Maybe you’re naturally good with first impressions, or maybe you’re practiced every manner of mock interview question you can find multiple times—either way, there’s always more you can do.
That’s probably not the most welcome message in the world, but when it comes to landing your dream job—you know, that thing that could actually make you look forward to the 40+ hours a week you spend on getting a paycheck—did you really expect anything less?
Here are three things you can always do to polish yourself up before this incredibly important meeting.
1. Use the Job Description Wisely
Think of this as your interview prep cheat sheet. The job description basically spells out for you where you should be focusing your preparation efforts, and yet, for some reason people often forget to make full use of this handy guide. It’s essentially an outline of how the conversation will go.
Use it to craft position-specific mock interview questions to practice with or as a checklist for coming up with relevant stories and examples to use. For example, if it says, “looking for a detail-oriented person capable of juggling multiple projects,” make sure you have a story or two exemplifying that.
Finally, see if any questions pop up after reading through it. Is there a missing piece? Clarification needed? Yes? Great—now you have unique, relevant questions to ask the hiring manager at the end.
2. Do Your Homework on the Company
When you’re interviewing, you’re not just trying to sell your skills, you’re also trying to pitch what a great fit you are for the company. The better you know the organization, the more likely you are to stand out when it comes to that second piece. In other words, do your company research and connect the dots as to why you’ll be the perfect addition. (And if you’re struggling to find that connection, that’s a strong sign that it might not be right for you.)
Peruse the website and read the mission, values, and annual report. Check out the company’s social media accounts (and if available, Muse profile) to learn more about the culture. If the team clearly values honesty, make sure to weave that in (naturally). Or, perhaps management seems to love the “get ’er done” mentality—make sure your interview answers hit on that at some point.
Lastly, if you really want to impress, get a sense of the company’s strengths and what it does better than its competitors.

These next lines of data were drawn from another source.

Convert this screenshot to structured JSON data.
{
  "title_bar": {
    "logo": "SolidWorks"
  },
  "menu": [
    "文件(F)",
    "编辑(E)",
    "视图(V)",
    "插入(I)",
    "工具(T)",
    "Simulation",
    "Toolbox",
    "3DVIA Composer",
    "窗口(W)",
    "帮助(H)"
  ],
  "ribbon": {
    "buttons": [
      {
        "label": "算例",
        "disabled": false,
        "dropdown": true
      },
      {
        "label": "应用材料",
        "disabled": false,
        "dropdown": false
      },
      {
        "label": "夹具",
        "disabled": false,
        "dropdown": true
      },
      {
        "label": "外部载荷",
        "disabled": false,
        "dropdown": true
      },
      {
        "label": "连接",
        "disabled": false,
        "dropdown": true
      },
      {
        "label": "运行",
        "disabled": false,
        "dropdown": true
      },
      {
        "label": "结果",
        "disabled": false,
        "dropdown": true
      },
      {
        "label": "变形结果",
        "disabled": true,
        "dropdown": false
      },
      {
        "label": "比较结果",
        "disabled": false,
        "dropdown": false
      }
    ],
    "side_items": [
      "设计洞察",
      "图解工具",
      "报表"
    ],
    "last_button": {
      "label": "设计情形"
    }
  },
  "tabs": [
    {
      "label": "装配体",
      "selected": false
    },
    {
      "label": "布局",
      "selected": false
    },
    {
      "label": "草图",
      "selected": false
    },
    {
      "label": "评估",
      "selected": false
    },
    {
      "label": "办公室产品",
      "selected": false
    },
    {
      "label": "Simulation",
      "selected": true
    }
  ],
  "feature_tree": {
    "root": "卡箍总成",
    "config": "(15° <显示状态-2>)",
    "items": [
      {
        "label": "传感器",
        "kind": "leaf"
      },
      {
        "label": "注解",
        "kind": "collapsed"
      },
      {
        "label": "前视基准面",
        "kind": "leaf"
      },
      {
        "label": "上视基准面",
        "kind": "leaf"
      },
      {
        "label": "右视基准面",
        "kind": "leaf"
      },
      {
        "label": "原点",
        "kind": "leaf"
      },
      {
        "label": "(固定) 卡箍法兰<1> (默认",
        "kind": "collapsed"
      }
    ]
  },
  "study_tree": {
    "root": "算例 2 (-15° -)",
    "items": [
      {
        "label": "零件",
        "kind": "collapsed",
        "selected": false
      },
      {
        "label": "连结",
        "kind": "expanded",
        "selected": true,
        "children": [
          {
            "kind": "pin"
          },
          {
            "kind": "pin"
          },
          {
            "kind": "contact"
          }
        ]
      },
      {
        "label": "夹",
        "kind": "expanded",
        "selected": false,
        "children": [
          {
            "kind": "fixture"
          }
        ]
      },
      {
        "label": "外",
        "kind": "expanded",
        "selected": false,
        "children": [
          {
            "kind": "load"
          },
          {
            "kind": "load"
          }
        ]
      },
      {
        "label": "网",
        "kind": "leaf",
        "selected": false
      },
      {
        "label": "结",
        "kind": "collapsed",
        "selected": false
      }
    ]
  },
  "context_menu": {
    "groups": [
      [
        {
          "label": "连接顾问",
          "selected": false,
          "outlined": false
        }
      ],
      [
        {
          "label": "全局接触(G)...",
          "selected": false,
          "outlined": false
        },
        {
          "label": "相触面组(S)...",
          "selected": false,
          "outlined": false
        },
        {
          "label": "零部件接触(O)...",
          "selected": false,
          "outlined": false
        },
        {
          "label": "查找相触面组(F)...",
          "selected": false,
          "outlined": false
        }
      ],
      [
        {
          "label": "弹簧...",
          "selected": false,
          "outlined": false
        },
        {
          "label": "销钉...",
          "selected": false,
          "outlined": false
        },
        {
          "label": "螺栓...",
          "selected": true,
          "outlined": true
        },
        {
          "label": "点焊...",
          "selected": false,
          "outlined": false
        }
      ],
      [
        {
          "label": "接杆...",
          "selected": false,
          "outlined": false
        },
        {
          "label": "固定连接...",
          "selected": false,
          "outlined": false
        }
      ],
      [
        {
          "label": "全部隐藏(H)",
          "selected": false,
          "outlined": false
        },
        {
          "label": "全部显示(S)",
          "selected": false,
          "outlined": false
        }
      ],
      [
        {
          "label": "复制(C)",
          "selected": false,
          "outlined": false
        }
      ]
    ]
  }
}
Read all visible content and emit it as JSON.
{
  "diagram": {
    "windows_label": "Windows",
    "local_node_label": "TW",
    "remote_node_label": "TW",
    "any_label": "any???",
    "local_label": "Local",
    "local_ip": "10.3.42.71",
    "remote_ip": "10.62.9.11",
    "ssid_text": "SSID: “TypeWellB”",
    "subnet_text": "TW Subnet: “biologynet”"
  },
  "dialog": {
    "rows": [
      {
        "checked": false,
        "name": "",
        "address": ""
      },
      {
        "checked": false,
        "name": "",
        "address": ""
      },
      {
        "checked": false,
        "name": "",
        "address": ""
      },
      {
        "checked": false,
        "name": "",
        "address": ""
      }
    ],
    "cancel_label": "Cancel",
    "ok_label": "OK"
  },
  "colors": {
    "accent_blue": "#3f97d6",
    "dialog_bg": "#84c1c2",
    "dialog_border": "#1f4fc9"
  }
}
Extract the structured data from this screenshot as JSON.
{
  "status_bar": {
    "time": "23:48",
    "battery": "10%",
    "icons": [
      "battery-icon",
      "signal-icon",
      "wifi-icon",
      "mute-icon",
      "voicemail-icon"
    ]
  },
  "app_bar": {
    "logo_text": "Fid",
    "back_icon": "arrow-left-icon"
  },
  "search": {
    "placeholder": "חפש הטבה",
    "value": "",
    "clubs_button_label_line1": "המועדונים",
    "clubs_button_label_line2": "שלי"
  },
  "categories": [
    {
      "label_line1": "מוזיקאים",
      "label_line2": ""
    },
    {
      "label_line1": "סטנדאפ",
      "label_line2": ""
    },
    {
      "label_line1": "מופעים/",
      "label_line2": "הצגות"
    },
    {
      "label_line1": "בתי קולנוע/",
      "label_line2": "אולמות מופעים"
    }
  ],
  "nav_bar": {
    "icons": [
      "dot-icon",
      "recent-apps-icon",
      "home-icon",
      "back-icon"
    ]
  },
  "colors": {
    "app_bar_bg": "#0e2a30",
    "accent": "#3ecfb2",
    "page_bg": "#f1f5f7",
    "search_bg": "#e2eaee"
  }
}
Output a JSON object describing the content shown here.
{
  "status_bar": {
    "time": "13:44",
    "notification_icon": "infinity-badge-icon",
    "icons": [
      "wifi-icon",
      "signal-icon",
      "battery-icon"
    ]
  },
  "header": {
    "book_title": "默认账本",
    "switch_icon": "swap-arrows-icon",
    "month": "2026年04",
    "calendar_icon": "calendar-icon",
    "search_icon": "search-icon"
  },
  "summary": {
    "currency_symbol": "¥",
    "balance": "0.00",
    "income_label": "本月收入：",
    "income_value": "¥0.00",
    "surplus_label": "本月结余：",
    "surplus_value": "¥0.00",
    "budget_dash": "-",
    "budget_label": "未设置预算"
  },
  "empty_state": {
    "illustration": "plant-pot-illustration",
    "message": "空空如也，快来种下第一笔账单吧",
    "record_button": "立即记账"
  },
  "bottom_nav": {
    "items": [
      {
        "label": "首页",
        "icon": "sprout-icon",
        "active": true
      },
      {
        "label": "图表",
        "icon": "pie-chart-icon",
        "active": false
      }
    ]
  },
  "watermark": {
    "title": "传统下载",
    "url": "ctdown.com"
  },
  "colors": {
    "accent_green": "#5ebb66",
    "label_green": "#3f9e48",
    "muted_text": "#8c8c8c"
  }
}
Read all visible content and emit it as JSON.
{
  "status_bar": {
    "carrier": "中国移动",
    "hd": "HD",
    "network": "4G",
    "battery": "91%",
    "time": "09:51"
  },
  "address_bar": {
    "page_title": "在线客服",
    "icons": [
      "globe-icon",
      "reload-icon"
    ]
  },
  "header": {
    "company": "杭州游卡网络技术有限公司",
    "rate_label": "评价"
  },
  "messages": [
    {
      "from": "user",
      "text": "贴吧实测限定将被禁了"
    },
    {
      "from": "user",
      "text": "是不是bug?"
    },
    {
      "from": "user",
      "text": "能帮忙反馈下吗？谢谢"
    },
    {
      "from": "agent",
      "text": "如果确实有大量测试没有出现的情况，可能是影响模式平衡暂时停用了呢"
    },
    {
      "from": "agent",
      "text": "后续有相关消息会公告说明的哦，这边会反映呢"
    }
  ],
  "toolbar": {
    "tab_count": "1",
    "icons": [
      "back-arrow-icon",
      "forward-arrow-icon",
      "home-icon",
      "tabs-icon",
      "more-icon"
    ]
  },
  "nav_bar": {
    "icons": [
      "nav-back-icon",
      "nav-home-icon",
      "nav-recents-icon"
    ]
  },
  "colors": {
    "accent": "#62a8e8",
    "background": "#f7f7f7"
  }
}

No hiring manager hates a well-placed compliment as to why his or her organization’s crushing it (or is going to crush it) in an industry.
Check out Superian Sources at http://www.SuperianSources.com